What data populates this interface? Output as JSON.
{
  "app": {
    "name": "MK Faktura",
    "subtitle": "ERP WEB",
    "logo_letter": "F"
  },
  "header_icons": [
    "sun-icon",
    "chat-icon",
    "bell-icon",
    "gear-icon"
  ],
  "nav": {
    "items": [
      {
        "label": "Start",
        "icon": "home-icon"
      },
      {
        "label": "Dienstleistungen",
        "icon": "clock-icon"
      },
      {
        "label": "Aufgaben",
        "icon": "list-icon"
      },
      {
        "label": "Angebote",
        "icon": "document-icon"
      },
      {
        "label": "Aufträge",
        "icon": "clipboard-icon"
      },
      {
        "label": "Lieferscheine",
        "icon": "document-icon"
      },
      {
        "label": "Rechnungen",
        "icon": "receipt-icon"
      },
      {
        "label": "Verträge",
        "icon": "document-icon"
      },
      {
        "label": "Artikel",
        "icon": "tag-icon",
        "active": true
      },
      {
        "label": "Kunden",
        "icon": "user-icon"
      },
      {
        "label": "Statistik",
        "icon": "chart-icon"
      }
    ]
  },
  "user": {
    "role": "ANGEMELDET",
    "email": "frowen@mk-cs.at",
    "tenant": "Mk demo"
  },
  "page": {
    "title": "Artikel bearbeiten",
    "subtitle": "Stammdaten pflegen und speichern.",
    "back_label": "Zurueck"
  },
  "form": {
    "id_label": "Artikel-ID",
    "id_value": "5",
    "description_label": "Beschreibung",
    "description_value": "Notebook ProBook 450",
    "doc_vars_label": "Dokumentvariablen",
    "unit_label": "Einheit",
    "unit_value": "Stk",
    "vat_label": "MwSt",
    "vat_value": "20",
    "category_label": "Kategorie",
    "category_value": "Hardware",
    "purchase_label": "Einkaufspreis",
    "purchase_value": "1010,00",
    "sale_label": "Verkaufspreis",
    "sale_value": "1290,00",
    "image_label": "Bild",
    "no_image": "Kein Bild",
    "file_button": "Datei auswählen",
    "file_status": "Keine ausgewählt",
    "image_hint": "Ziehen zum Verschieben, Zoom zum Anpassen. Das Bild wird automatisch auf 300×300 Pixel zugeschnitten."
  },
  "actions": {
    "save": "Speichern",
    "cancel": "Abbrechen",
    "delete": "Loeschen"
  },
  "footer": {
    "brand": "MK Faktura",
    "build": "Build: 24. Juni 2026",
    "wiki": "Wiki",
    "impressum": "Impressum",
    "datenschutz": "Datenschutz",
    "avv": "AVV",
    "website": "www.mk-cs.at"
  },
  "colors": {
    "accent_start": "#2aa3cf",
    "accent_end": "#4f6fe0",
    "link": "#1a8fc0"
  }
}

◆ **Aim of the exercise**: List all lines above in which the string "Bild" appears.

◆ **Written response**:
    "image_label": "Bild",
    "no_image": "Kein Bild",
    "image_hint": "Ziehen zum Verschieben, Zoom zum Anpassen. Das Bild wird automatisch auf 300×300 Pixel zugeschnitten."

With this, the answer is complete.